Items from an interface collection
━━━━━━━━
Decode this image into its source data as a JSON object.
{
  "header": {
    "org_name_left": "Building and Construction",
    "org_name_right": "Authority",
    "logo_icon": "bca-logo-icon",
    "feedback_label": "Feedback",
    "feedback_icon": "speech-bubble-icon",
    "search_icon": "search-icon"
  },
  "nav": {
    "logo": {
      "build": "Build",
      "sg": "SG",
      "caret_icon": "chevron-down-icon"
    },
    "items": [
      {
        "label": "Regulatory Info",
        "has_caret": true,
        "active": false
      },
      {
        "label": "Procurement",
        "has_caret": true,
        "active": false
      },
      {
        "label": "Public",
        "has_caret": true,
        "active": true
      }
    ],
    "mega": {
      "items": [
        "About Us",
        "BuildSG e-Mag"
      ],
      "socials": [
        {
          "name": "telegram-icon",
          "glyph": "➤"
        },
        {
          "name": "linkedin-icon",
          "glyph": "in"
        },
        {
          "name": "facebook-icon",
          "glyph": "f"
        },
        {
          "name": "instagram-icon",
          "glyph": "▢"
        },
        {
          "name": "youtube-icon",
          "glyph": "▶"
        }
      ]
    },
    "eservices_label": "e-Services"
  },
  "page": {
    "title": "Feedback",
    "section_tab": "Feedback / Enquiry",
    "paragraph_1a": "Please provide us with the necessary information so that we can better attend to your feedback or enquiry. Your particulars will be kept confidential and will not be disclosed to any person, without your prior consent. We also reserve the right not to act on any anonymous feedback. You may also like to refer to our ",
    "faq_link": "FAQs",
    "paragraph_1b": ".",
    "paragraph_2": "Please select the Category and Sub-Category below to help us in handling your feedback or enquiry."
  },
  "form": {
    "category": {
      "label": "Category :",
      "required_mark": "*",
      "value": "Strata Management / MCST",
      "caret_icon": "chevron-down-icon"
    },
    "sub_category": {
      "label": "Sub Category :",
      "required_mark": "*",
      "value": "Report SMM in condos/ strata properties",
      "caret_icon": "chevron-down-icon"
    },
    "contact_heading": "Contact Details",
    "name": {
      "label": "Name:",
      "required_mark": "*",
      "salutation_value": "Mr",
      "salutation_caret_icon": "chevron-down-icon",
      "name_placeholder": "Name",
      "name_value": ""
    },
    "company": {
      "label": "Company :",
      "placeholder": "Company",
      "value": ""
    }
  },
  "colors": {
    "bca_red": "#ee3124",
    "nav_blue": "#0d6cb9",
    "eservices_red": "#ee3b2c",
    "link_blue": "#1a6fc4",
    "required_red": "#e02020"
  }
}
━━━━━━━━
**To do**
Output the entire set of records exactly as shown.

**Answer to this problem**
Decode this image into its source data as a JSON object.
{
  "header": {
    "org_name_left": "Building and Construction",
    "org_name_right": "Authority",
    "logo_icon": "bca-logo-icon",
    "feedback_label": "Feedback",
    "feedback_icon": "speech-bubble-icon",
    "search_icon": "search-icon"
  },
  "nav": {
    "logo": {
      "build": "Build",
      "sg": "SG",
      "caret_icon": "chevron-down-icon"
    },
    "items": [
      {
        "label": "Regulatory Info",
        "has_caret": true,
        "active": false
      },
      {
        "label": "Procurement",
        "has_caret": true,
        "active": false
      },
      {
        "label": "Public",
        "has_caret": true,
        "active": true
      }
    ],
    "mega": {
      "items": [
        "About Us",
        "BuildSG e-Mag"
      ],
      "socials": [
        {
          "name": "telegram-icon",
          "glyph": "➤"
        },
        {
          "name": "linkedin-icon",
          "glyph": "in"
        },
        {
          "name": "facebook-icon",
          "glyph": "f"
        },
        {
          "name": "instagram-icon",
          "glyph": "▢"
        },
        {
          "name": "youtube-icon",
          "glyph": "▶"
        }
      ]
    },
    "eservices_label": "e-Services"
  },
  "page": {
    "title": "Feedback",
    "section_tab": "Feedback / Enquiry",
    "paragraph_1a": "Please provide us with the necessary information so that we can better attend to your feedback or enquiry. Your particulars will be kept confidential and will not be disclosed to any person, without your prior consent. We also reserve the right not to act on any anonymous feedback. You may also like to refer to our ",
    "faq_link": "FAQs",
    "paragraph_1b": ".",
    "paragraph_2": "Please select the Category and Sub-Category below to help us in handling your feedback or enquiry."
  },
  "form": {
    "category": {
      "label": "Category :",
      "required_mark": "*",
      "value": "Strata Management / MCST",
      "caret_icon": "chevron-down-icon"
    },
    "sub_category": {
      "label": "Sub Category :",
      "required_mark": "*",
      "value": "Report SMM in condos/ strata properties",
      "caret_icon": "chevron-down-icon"
    },
    "contact_heading": "Contact Details",
    "name": {
      "label": "Name:",
      "required_mark": "*",
      "salutation_value": "Mr",
      "salutation_caret_icon": "chevron-down-icon",
      "name_placeholder": "Name",
      "name_value": ""
    },
    "company": {
      "label": "Company :",
      "placeholder": "Company",
      "value": ""
    }
  },
  "colors": {
    "bca_red": "#ee3124",
    "nav_blue": "#0d6cb9",
    "eservices_red": "#ee3b2c",
    "link_blue": "#1a6fc4",
    "required_red": "#e02020"
  }
}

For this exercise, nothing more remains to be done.